Floating past mountains, forests and bridges, Horsefly’s Marin Patenaude and seven other participants have been adventuring down the Fraser River as part of this year’s Sustainable Living Leadership Program.
Last Monday, Aug. 12, the group stopped their rafts under Sheep Creek Bridge for a Fisheries and Oceans Canada juvenile fish net demonstration and fisheries discussion before heading into Williams Lake to visit the Potato House and Scout Island.
“I have a lot of fervour for environmental stewardship right now,” said Patenaude. “I really found another passion in wanting to protect our backyard.”
The Sustainable Living Leadership program seeks to help the participants learn about stewardship, watersheds, salmon and sustainability, during a month long trip canoeing, rafting, hiking and bussing 1,375 km from the headwaters of the Fraser River down to its mouth in Vancouver.
On Monday, the group was 12 days into the trip and had just switched from paddling down the Fraser to rafts.
“Past halfway, it starts to feel like water going down a funnel,” said Fin Donnelly who swam the Fraser in 1995 and founder of the Rivershed Society that puts on the voyage.
During the trip participants also work on developing their own unique sustainability projects.
“This is an excellent group. Every year the group is different and that is what makes the program,” Donnelly said.
Patenaude plans to create a compilation CD of artists around the province singing songs about the Fraser and its watershed.
Proceeds from the CD will go to the Potato House, she says.
The Potato House itself was once a project taken on by a participant of the program, Mary Forbes.
“They are all doing exciting projects,” said Donnelly.
Some of the other projects include implementing a food composting program at a church, establishing a community garden at a school and a relay swim of the Fraser River set for 2015 commemorating Donnelly’s swim.
The trip so far has been “absolutely inspiring” for Patenaude.
“Everyone is extremely compassionate but individual at the same time,” said Patenaude. “Everyone is extremely diverse too. I appreciate the age range, it makes for an interesting pace change.”

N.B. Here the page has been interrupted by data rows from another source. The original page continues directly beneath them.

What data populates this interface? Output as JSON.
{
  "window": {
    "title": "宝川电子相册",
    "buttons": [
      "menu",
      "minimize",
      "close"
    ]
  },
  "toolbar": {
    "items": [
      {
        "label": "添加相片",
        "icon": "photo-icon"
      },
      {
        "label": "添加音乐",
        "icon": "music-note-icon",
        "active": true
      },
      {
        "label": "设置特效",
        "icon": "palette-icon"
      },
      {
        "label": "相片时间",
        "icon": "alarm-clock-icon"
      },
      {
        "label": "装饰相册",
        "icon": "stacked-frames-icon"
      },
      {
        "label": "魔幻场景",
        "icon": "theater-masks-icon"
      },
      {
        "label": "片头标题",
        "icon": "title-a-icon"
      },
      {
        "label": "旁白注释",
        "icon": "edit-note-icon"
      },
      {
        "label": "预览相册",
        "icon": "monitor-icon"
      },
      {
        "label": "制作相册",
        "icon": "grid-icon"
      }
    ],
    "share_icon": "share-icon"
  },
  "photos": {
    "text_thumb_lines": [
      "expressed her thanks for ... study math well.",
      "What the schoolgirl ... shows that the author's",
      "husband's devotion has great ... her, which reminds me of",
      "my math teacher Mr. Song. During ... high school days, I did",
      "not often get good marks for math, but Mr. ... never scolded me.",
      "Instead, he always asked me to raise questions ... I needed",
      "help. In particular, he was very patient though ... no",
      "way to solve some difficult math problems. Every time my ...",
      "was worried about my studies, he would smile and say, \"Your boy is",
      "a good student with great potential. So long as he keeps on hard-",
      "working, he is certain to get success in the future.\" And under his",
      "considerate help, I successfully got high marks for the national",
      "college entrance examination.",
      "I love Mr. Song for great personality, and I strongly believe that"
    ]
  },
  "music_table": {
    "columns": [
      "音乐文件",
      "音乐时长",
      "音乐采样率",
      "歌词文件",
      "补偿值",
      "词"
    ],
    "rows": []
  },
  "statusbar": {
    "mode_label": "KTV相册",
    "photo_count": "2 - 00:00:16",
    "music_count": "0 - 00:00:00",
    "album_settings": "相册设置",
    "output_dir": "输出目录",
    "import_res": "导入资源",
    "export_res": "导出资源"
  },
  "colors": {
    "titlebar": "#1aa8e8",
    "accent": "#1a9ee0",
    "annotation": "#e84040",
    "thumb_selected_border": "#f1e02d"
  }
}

“There’s a lot of space for vulnerability.”
Patenaude has thoroughly enjoyed the trip so far, with one of her favourite places being the headwaters of the Fraser River in the Robson Valley.
“The headwaters in general are just beautiful and entirely new Fraser country for me,” she said. “It’s cold and clean and fresh.”
Although her journey down the Fraser is not yet over, Patenaude encourages anyone to apply for the trip in the upcoming years.
“I think any person who is able to should do this trip. It’s beautiful, it’s inspirational, the leadership and the learning skills you get out of it are so complete,” she said.
“We use these skills every day but we don’t get a chance to refine them, and that’s what I feel we are doing here — refining those skills.
“If you need to refuel your passion for B.C. in general than you should do this trip.”